[Dataset excerpts]
========================

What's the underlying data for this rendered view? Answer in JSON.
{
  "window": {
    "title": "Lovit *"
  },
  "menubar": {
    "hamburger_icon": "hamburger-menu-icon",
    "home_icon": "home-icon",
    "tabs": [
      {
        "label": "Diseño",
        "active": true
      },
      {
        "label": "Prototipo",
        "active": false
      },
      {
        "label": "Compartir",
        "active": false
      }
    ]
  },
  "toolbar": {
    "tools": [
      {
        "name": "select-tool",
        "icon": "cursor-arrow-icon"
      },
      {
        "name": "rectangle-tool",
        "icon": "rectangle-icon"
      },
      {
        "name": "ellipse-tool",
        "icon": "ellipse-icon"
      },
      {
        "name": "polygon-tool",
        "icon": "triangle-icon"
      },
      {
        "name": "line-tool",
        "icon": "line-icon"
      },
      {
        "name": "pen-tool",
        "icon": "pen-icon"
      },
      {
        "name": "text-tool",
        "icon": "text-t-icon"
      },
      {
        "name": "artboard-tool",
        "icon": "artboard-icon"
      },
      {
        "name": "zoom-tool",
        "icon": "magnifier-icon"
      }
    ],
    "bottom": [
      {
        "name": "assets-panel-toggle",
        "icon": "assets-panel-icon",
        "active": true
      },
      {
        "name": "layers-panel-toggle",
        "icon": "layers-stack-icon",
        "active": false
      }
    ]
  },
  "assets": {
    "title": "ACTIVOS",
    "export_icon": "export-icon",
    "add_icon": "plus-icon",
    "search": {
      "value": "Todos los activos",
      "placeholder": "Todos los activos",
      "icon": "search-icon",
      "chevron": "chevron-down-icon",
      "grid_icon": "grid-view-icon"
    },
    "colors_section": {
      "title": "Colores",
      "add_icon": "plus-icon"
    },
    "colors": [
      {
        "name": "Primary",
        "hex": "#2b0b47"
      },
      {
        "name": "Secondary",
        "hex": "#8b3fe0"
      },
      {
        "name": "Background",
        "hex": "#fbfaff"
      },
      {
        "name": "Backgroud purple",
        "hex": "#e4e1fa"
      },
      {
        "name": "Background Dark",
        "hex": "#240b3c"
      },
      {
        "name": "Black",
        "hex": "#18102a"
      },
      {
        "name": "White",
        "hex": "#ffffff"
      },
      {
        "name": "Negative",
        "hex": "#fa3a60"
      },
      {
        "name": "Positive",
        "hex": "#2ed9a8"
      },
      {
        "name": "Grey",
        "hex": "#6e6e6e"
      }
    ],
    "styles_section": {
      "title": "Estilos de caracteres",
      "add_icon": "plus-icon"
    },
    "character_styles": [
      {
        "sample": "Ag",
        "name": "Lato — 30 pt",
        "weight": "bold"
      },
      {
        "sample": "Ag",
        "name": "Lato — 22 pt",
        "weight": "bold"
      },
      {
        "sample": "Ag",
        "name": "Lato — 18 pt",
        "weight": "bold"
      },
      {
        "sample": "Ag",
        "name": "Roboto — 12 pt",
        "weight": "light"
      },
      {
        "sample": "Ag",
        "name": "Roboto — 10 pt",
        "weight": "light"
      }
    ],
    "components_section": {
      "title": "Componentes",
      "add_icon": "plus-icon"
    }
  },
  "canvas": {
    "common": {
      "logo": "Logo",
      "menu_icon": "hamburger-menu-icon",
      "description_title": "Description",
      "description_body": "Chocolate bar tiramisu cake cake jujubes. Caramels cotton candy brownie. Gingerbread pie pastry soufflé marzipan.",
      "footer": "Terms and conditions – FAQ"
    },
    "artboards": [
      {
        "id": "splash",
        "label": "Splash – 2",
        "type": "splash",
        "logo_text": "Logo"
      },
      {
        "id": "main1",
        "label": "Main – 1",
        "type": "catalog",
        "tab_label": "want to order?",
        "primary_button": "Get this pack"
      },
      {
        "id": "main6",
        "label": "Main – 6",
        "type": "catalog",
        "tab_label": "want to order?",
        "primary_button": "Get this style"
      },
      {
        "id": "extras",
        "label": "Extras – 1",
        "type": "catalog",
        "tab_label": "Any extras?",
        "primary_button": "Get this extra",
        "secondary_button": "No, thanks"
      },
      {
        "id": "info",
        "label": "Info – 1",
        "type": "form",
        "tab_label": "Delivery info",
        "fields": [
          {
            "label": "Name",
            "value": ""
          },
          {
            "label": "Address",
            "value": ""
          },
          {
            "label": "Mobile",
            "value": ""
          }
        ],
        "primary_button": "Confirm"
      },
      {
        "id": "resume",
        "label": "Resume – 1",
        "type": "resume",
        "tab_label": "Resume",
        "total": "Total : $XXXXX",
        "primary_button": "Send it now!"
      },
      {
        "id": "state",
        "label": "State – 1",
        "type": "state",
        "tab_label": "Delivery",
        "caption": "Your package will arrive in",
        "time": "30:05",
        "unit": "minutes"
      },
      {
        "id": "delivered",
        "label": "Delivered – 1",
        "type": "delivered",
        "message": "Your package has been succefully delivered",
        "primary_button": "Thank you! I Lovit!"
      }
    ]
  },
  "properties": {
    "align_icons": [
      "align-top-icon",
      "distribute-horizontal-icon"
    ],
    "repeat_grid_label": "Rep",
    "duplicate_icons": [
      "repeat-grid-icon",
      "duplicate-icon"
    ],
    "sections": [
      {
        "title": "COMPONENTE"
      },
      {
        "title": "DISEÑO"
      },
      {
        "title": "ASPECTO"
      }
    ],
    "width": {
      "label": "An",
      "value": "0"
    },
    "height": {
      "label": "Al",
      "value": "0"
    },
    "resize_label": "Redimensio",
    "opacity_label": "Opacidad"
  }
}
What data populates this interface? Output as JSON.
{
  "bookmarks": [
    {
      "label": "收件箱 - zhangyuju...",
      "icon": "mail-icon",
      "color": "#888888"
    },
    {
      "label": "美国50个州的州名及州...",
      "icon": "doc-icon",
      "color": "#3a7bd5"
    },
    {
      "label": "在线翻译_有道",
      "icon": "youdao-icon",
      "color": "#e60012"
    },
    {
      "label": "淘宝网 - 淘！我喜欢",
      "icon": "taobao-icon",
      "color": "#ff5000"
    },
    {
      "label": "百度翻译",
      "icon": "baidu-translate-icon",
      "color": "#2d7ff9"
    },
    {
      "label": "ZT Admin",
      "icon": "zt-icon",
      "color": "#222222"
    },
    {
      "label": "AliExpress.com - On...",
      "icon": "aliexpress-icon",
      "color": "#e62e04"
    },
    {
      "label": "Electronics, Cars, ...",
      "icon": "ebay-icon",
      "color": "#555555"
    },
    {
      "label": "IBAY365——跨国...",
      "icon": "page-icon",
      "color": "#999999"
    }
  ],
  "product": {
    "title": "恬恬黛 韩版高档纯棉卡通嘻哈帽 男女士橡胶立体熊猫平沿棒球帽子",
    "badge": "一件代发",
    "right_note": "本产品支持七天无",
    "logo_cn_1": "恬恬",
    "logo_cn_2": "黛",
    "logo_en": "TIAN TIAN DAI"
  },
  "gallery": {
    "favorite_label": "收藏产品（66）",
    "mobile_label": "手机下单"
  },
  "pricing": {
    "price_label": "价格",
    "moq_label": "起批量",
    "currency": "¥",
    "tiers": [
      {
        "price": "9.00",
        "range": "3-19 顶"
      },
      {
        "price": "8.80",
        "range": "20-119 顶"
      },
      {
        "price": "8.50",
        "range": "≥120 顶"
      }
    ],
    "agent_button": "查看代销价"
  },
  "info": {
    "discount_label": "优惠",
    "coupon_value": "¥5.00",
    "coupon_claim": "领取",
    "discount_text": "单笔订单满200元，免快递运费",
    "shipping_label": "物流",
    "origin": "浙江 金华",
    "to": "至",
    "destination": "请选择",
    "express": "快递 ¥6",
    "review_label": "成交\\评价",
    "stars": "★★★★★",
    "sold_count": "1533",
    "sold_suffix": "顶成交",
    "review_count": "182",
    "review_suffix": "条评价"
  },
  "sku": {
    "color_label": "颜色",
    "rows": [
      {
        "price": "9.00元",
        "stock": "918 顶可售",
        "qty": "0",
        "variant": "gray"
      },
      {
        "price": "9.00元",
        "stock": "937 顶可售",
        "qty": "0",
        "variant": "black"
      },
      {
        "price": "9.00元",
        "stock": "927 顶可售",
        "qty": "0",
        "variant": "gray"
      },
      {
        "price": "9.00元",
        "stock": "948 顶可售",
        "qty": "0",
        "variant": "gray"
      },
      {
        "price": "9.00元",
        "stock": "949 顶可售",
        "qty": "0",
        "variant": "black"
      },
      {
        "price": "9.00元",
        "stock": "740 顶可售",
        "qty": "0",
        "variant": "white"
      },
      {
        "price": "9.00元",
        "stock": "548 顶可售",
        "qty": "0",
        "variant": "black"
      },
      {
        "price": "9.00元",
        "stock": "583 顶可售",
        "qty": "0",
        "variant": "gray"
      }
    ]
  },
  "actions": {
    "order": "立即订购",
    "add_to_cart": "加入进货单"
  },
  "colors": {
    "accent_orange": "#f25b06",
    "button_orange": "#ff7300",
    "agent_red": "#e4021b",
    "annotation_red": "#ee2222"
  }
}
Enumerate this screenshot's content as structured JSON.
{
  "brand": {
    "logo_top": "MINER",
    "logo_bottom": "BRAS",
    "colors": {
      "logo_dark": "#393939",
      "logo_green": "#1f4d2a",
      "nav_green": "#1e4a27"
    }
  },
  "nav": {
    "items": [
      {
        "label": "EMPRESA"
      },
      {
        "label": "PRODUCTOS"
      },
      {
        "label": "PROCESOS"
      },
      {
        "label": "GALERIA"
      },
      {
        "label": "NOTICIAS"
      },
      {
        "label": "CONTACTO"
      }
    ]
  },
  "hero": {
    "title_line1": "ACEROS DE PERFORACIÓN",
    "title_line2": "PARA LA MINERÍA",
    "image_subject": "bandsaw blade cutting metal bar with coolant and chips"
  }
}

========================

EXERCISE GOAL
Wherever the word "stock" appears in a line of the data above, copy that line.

SOLUTION FOR THIS TASK
        "stock": "918 顶可售",
        "stock": "937 顶可售",
        "stock": "927 顶可售",
        "stock": "948 顶可售",
        "stock": "949 顶可售",
        "stock": "740 顶可售",
        "stock": "548 顶可售",
        "stock": "583 顶可售",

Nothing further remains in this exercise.